Dataset rows for apps and sites
☆ ☆ ☆ ☆ ☆

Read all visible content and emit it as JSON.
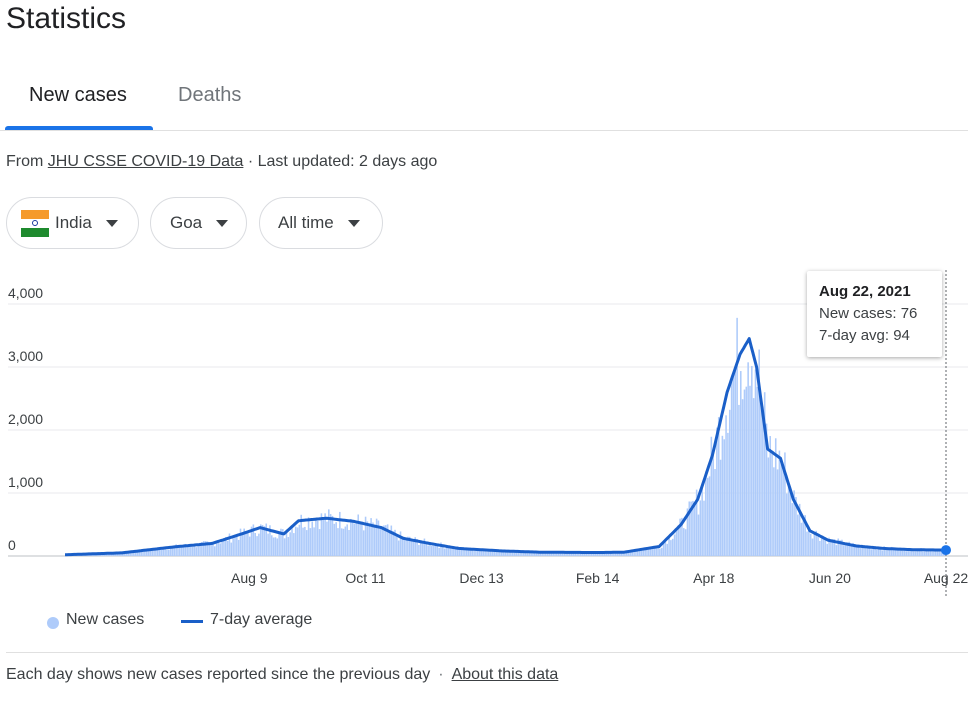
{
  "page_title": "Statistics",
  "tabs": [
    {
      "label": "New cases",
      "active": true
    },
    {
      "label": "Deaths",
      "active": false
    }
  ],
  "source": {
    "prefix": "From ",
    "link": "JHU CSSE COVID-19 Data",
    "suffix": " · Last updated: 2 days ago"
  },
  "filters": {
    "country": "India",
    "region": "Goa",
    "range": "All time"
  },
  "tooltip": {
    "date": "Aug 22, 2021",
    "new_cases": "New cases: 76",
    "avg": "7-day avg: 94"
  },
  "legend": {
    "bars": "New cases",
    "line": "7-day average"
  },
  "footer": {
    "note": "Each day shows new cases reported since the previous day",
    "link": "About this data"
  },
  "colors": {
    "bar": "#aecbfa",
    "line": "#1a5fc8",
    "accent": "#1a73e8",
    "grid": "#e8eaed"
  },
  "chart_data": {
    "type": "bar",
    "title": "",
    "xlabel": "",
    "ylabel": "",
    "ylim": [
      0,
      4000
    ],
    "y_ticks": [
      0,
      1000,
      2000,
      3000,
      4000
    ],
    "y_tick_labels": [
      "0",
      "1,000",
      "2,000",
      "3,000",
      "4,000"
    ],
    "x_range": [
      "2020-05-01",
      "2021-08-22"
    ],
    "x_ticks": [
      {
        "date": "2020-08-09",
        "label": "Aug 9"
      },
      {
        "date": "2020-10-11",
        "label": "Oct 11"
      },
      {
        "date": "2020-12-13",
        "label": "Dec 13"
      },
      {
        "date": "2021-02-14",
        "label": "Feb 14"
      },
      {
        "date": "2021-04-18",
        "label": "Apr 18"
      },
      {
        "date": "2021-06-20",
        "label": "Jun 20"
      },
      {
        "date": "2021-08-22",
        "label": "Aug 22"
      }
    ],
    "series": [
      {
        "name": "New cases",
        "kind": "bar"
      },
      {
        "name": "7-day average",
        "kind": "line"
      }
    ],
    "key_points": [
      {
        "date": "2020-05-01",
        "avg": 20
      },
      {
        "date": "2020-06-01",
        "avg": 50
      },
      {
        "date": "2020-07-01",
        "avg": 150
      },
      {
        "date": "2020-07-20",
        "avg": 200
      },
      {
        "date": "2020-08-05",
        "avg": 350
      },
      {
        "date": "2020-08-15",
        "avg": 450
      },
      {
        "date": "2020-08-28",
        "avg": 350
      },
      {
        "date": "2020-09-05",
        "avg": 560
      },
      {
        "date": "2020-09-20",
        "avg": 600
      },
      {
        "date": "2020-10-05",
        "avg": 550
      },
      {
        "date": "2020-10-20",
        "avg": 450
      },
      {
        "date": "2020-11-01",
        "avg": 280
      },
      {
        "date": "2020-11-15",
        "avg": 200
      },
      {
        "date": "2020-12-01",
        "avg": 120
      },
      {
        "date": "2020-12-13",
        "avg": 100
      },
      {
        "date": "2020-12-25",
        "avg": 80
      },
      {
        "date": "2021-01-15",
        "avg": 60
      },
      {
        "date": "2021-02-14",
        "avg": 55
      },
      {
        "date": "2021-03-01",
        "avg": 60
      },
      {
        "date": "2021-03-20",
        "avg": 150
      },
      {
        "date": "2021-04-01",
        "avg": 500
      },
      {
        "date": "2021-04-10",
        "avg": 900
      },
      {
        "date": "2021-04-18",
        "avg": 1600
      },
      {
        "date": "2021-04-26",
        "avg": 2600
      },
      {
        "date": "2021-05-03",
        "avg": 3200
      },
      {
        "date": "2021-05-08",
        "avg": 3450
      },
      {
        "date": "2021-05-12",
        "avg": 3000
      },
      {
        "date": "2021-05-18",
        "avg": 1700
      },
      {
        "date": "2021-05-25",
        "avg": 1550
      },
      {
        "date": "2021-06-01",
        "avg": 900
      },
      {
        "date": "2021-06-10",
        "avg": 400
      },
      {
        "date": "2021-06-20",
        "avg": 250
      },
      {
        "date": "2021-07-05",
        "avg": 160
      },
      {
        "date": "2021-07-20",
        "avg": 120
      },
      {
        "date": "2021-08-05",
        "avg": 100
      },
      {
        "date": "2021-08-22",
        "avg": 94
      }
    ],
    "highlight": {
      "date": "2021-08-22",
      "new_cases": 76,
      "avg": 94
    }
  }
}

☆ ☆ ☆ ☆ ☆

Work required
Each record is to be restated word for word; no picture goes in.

Answer area
Read all visible content and emit it as JSON.
{
  "page_title": "Statistics",
  "tabs": [
    {
      "label": "New cases",
      "active": true
    },
    {
      "label": "Deaths",
      "active": false
    }
  ],
  "source": {
    "prefix": "From ",
    "link": "JHU CSSE COVID-19 Data",
    "suffix": " · Last updated: 2 days ago"
  },
  "filters": {
    "country": "India",
    "region": "Goa",
    "range": "All time"
  },
  "tooltip": {
    "date": "Aug 22, 2021",
    "new_cases": "New cases: 76",
    "avg": "7-day avg: 94"
  },
  "legend": {
    "bars": "New cases",
    "line": "7-day average"
  },
  "footer": {
    "note": "Each day shows new cases reported since the previous day",
    "link": "About this data"
  },
  "colors": {
    "bar": "#aecbfa",
    "line": "#1a5fc8",
    "accent": "#1a73e8",
    "grid": "#e8eaed"
  },
  "chart_data": {
    "type": "bar",
    "title": "",
    "xlabel": "",
    "ylabel": "",
    "ylim": [
      0,
      4000
    ],
    "y_ticks": [
      0,
      1000,
      2000,
      3000,
      4000
    ],
    "y_tick_labels": [
      "0",
      "1,000",
      "2,000",
      "3,000",
      "4,000"
    ],
    "x_range": [
      "2020-05-01",
      "2021-08-22"
    ],
    "x_ticks": [
      {
        "date": "2020-08-09",
        "label": "Aug 9"
      },
      {
        "date": "2020-10-11",
        "label": "Oct 11"
      },
      {
        "date": "2020-12-13",
        "label": "Dec 13"
      },
      {
        "date": "2021-02-14",
        "label": "Feb 14"
      },
      {
        "date": "2021-04-18",
        "label": "Apr 18"
      },
      {
        "date": "2021-06-20",
        "label": "Jun 20"
      },
      {
        "date": "2021-08-22",
        "label": "Aug 22"
      }
    ],
    "series": [
      {
        "name": "New cases",
        "kind": "bar"
      },
      {
        "name": "7-day average",
        "kind": "line"
      }
    ],
    "key_points": [
      {
        "date": "2020-05-01",
        "avg": 20
      },
      {
        "date": "2020-06-01",
        "avg": 50
      },
      {
        "date": "2020-07-01",
        "avg": 150
      },
      {
        "date": "2020-07-20",
        "avg": 200
      },
      {
        "date": "2020-08-05",
        "avg": 350
      },
      {
        "date": "2020-08-15",
        "avg": 450
      },
      {
        "date": "2020-08-28",
        "avg": 350
      },
      {
        "date": "2020-09-05",
        "avg": 560
      },
      {
        "date": "2020-09-20",
        "avg": 600
      },
      {
        "date": "2020-10-05",
        "avg": 550
      },
      {
        "date": "2020-10-20",
        "avg": 450
      },
      {
        "date": "2020-11-01",
        "avg": 280
      },
      {
        "date": "2020-11-15",
        "avg": 200
      },
      {
        "date": "2020-12-01",
        "avg": 120
      },
      {
        "date": "2020-12-13",
        "avg": 100
      },
      {
        "date": "2020-12-25",
        "avg": 80
      },
      {
        "date": "2021-01-15",
        "avg": 60
      },
      {
        "date": "2021-02-14",
        "avg": 55
      },
      {
        "date": "2021-03-01",
        "avg": 60
      },
      {
        "date": "2021-03-20",
        "avg": 150
      },
      {
        "date": "2021-04-01",
        "avg": 500
      },
      {
        "date": "2021-04-10",
        "avg": 900
      },
      {
        "date": "2021-04-18",
        "avg": 1600
      },
      {
        "date": "2021-04-26",
        "avg": 2600
      },
      {
        "date": "2021-05-03",
        "avg": 3200
      },
      {
        "date": "2021-05-08",
        "avg": 3450
      },
      {
        "date": "2021-05-12",
        "avg": 3000
      },
      {
        "date": "2021-05-18",
        "avg": 1700
      },
      {
        "date": "2021-05-25",
        "avg": 1550
      },
      {
        "date": "2021-06-01",
        "avg": 900
      },
      {
        "date": "2021-06-10",
        "avg": 400
      },
      {
        "date": "2021-06-20",
        "avg": 250
      },
      {
        "date": "2021-07-05",
        "avg": 160
      },
      {
        "date": "2021-07-20",
        "avg": 120
      },
      {
        "date": "2021-08-05",
        "avg": 100
      },
      {
        "date": "2021-08-22",
        "avg": 94
      }
    ],
    "highlight": {
      "date": "2021-08-22",
      "new_cases": 76,
      "avg": 94
    }
  }
}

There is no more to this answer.